Cynthia Ross started her rock & roll career as bass player with Canadian garage-pop punks The ‘B’ Girls and apparently discovered the elixir of youth somewhere along the way. Ross keeps the low end punchy, tight and in-the-pocket, never show-boating, always at the heart of the songs.
New York Junk’s secret weapon is their drummer, Gary Barnett. Barnett’s restraint and discipline keep things fleet-footed, brisk eighths on the hi-hat supplying that tight, metronomic New York pulse that’s been there since Mo Tucker’s radical reinvention of rock & roll drumming, via Tommy Ramone and all the way to The Strokes’ trust-funded gentrification of New York rock & roll’s glory years.
Did I mention gentrification again? Yes, because ‘Doing Time in New York City’ is defined by its oppositional stance to the ongoing entropy and destruction of what made New York such a vital hub of artistic activity in the past. This is a group that knows that history inside out and refuses to go gently into the night.
There’s a hefty dose of Pirate Love swagger and strut in the dynamics of these songs, making the connection to an oft-overlooked influence on American high energy rock & roll, London group The Yardbirds, whose ‘rave-up’ arrangement style on tracks like their cover of Tiny Bradshaw’s ‘Train Kept a-Rollin’ influenced a swathe of young bucks, from The Count Five to The Stooges, Aerosmith and the New York Dolls.
Title track ‘Doing Time in New York City’ sets the scene, brutal Ron Asheton riffing made all the more intense by the clever dynamics of the song. ‘Love Song to my Mirror’ continues the Stooges vibe in a raw piledriver of a track as Joe warns “I’m living free in the land of the free…don’t bother me.” Closing side one (‘Avenue A’ on the label!), ‘Find Your Own Way’ is an intense, gritty garage rocker which summarises the street smarts Szatbnik has earned in the last 4 decades: “I don’t want to preach to you, ‘cos I got nothing new for you, other than you got to find your own way…out.”
Flip over to ‘Avenue B’ and ‘I Know Everything’ kicks things off in fine style with notes of 60s pop and a great Willie Dixon-esque groove, again squeezing every last drop of swagger out of its shifting dynamics.

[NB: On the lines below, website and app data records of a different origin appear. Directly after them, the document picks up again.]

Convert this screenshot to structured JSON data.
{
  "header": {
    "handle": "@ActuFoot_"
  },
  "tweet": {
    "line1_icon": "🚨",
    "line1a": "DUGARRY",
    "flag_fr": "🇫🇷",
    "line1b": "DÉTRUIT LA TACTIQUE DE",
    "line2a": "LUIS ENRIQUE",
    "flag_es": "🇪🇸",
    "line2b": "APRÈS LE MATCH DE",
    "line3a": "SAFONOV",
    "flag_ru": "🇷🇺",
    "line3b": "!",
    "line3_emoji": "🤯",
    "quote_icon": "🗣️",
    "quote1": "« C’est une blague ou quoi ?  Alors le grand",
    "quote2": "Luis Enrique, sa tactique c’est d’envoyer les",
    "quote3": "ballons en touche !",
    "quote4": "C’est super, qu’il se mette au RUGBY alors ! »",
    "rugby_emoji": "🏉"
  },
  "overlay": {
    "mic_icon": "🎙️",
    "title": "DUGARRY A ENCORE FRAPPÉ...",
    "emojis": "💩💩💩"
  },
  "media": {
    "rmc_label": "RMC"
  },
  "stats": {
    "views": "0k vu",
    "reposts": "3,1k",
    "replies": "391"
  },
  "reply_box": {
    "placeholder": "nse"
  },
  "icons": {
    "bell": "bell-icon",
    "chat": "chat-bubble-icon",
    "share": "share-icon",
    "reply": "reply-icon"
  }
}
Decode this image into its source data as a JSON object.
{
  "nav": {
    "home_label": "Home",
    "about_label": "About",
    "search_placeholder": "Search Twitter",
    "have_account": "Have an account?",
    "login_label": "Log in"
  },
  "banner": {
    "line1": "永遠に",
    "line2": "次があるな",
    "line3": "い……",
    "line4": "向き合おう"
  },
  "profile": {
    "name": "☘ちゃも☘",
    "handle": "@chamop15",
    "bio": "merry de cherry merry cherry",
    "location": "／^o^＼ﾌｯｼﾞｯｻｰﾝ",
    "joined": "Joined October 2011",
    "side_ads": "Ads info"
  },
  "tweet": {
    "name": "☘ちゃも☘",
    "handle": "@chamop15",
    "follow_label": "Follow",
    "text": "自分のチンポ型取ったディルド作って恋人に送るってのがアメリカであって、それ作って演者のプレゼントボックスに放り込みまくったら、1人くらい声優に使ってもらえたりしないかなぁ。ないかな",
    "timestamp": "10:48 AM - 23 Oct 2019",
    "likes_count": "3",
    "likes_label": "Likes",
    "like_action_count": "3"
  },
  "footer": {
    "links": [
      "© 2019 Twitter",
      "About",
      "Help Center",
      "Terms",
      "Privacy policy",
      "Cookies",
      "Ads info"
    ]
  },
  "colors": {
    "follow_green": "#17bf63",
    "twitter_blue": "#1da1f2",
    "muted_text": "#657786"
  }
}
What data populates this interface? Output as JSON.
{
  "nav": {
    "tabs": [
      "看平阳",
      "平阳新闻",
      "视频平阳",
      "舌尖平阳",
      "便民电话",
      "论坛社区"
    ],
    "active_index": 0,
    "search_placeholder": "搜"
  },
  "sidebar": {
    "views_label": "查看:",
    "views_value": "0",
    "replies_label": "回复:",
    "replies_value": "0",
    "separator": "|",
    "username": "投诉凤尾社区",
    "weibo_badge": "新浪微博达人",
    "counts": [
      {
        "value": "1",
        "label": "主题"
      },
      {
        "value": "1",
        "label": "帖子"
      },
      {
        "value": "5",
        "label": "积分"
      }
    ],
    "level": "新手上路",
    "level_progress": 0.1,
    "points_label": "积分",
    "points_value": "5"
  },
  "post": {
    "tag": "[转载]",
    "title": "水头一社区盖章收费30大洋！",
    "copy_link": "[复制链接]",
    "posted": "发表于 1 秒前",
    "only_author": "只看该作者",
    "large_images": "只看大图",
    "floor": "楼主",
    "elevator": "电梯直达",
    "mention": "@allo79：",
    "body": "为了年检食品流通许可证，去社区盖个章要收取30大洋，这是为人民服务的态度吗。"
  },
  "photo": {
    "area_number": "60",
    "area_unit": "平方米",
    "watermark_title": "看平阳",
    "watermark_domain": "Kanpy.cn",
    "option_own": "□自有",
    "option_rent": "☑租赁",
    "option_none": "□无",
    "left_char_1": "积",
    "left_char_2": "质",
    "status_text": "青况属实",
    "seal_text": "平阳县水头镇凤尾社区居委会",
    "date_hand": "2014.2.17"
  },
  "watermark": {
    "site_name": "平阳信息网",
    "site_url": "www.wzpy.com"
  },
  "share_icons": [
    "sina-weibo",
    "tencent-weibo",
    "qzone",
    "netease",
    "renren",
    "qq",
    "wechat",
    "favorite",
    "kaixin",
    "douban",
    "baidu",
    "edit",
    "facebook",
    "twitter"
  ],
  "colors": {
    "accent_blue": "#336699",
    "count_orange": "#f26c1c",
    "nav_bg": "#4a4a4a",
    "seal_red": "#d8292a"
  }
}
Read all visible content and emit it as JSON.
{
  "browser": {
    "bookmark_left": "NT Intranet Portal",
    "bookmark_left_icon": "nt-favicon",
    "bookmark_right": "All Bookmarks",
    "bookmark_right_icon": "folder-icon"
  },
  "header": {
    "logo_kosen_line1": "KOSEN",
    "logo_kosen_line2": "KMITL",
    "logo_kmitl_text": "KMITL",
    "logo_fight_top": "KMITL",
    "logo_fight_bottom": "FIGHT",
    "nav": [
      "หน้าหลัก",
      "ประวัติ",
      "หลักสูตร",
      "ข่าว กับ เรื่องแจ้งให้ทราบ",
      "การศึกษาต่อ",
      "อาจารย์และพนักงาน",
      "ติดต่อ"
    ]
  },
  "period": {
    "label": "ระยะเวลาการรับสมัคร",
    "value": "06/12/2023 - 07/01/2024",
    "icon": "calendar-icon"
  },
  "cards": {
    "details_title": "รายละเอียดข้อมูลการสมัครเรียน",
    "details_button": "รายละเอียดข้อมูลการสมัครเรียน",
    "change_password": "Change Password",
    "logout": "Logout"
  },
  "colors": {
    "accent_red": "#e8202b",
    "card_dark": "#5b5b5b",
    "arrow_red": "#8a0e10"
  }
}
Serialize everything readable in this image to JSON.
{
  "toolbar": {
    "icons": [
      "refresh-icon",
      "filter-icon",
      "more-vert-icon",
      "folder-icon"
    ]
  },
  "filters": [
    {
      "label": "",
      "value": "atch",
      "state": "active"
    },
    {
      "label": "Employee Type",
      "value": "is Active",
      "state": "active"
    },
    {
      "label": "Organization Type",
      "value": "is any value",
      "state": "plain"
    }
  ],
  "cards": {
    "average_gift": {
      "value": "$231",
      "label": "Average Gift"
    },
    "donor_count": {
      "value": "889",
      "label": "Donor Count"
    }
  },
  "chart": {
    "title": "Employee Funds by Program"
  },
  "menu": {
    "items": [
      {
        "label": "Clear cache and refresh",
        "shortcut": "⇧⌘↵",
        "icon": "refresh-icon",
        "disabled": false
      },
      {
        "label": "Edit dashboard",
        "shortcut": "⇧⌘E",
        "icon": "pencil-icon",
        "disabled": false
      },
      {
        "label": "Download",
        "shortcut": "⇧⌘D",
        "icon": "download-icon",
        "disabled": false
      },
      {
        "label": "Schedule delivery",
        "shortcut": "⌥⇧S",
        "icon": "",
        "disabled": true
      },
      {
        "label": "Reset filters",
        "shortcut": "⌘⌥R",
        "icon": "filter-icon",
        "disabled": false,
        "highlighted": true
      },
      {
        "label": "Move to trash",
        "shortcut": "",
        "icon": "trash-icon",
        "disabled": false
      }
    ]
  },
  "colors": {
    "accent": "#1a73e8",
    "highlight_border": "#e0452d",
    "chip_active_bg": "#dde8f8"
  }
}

Next up is the album’s epic centrepiece, ‘I Ride the Subway Train For You’, powered by a measured riff that evokes Roky Erickson & the Aliens jamming with Sonic’s Rendezvous Band, the tremolo effect on the guitar again recalling Link Wray on his earth-shattering ’58 single, ‘Rumble’. Szatbnik is now deep in New York blues territory, riding the trains, searching for an unreachable lost love, perhaps a place or state of mind as much as another human being. The frontman’s Dee Dee Ramone collaboration, ‘Poison Heart’, brings the curtain down in elegiac style, with keening lead guitar reminiscent of Thunders’ ‘So Alone’.
We all know only too well that you can’t put your arms around a memory, so let’s celebrate those who’ve lived to tell the tale and pass on the torch. ‘Doing Time in New York City’ deserves a place in your record collection, and more importantly, it’s hard to get the damn thing off your turntable after the first listen- this New York Junk is addictive stuff.
An essential purchase.
Doing Time in New York City’ is only available on vinyl. If you’re lucky enough to be in NYC on October 8th, you can buy a signed copy at the launch party merch stall.
If not, contact New York Junk directly via their Facebook page .
EP launch party at The Bowery Electric, NYC on October 8th with stellar support from Walter Lure & the Waldos, Sonny Vincent, The Everyothers and Zin Vetro.
Image by Maxwell Sztabnik. Many thanks to Max for his kind permission to use this excellent live shot. More photography by Maxwell Szatbnik can be found here.
All words by Gus Ironside, whose Louder Than War archive is here.
“All writing, all art, is an act of faith. If one tries to contribute to human understanding, how can that be called decadent?” Truman Capote.